Chris Harmon said that by focusing on issues, builders and operators can make their own decisions as to how to deal with issues, or whether certain issues must be addressed, and whether to adopt their own solutions without having to share with the group. Chris Harmon is senior vice president of project management at Hixson Architects, a Cincinnati-based firm that is also a member of a dedicated team. ||| He said, "We don't want to argue with anyone, and we don't want to limit people's choices." He pointed out that these principles only provide guidance for major pollution issues (Figure 2). For example, the document states that the wall must be durable and not easily damaged, but it lets the user decide how to achieve this. "Maybe some people use stainless steel for wall panels, maybe some people use polyvinylidene fluoride coatings," Harmon said. "The Eleven Principles didn't give them the answer, they just pointed them in the right direction."
Seward pointed out that such a guidance and risk area assessment system can help operator designers to look at their plant plans from a new perspective and discuss food safety during the design process. "It proposes a discussion topic between the building's contractor and the design / architectural firm, giving them a forum for public discussion of the decision-making process, and providing a theoretical basis for a design decision," said Seward.
Food safety at Land O 'Frost
Land O 'Frost was one of the first industry members to put these principles into practice. The company applied them to a 182,000-square-foot, US Department of Agriculture (USDA) approved manufacturing facility in Madison, Kentucky. Construction broke out in May 2005 and it has now been completed and put into production (Figure 3). Land O 'Frost designs and builds a new plant in accordance with the 11 principles. All design decisions are based on clean design concepts.
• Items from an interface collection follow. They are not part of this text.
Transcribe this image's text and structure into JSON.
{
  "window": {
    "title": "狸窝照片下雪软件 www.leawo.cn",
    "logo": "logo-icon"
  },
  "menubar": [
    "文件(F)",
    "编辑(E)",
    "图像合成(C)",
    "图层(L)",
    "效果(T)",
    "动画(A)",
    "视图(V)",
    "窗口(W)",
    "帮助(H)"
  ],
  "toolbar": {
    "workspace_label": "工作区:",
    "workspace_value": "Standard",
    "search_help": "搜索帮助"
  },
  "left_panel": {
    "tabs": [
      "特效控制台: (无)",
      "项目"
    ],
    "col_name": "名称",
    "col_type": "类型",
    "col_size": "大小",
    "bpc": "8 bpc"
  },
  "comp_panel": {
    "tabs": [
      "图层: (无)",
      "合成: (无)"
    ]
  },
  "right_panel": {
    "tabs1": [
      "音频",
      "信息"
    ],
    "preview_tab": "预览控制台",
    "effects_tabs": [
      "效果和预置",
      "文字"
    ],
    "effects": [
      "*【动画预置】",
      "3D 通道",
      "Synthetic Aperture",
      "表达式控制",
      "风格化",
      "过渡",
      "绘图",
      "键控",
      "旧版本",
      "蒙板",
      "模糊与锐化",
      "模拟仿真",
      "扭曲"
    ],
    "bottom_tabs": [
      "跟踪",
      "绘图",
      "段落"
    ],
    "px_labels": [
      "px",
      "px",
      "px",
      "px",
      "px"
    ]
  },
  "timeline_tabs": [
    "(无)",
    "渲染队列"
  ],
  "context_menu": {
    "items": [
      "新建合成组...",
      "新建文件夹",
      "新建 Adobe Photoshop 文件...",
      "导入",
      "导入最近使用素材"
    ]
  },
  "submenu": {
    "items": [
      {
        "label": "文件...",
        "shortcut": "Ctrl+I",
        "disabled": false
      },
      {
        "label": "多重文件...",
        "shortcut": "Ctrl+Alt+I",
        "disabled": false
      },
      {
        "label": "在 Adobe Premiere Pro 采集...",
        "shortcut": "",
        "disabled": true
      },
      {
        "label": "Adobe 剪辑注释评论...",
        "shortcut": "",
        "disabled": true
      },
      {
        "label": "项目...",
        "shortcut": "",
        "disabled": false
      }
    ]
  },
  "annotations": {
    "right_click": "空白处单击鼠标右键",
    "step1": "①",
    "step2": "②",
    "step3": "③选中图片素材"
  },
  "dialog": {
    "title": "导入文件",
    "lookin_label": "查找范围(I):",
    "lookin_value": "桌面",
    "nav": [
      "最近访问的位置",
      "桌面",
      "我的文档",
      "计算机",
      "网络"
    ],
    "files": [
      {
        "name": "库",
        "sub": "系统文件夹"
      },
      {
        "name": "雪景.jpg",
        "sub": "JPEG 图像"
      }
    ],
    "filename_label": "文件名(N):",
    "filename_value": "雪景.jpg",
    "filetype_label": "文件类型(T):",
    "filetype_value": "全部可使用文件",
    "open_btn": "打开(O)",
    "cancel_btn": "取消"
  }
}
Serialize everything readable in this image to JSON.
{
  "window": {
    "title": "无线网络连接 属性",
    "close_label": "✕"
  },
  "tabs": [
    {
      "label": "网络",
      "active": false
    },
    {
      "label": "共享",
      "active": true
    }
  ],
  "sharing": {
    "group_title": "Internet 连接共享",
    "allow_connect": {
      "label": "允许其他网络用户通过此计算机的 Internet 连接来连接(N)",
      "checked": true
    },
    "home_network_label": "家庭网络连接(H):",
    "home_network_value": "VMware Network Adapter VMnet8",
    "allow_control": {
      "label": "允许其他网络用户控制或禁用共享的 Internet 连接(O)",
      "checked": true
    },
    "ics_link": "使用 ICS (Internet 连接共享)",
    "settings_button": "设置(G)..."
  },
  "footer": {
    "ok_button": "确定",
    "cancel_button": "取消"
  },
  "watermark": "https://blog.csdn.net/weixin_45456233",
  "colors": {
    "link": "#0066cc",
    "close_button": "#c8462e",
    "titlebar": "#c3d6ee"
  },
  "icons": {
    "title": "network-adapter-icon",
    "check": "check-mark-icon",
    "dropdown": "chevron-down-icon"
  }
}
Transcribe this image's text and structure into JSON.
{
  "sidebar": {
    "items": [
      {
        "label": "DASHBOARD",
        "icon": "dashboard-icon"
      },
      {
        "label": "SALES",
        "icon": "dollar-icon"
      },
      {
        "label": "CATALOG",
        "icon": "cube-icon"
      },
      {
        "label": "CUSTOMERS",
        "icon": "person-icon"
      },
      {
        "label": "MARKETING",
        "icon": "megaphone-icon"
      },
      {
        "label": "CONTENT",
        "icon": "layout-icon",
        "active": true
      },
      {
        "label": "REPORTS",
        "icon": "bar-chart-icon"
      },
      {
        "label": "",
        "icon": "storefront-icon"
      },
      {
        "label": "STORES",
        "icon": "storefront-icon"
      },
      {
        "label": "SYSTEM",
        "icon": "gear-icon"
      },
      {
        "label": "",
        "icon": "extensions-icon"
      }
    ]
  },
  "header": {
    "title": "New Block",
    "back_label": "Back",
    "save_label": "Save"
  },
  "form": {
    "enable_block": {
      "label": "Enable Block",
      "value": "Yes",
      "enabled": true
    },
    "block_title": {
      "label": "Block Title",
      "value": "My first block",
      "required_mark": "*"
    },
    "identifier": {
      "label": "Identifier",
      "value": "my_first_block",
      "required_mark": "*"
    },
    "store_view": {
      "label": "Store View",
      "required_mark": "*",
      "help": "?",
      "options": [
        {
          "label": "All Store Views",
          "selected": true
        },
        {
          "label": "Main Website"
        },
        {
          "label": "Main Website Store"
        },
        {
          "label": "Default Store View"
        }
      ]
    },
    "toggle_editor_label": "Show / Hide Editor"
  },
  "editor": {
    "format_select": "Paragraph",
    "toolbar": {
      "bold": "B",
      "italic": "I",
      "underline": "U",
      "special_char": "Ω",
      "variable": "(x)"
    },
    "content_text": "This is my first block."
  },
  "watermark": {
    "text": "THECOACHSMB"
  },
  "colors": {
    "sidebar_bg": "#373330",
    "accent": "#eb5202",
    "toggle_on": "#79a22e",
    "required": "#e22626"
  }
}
The core of its clean design goal is to build a factory that can keep dry, clean and cold, which means that they must strictly control air pollution and create a place without cracks, no dirt and dirt, no dead ends, no water accumulation. Durable environment.
"Science tells us that if something enters a room, and if the room is cold and dry, it will not grow," Harmon said. He also added that in the past five years we have put more emphasis on the drying of the theory. section. "Everyone knows about low temperatures, so now we have to think about the importance of environmental dryness," he said.
Harmon further said that one day science will explain this. In an ideally dry environment, temperature will no longer be an issue, and equipment will be able to operate at higher temperatures. "This theory is crazy, but if it is correct, it will change the processing environment for all products," he said.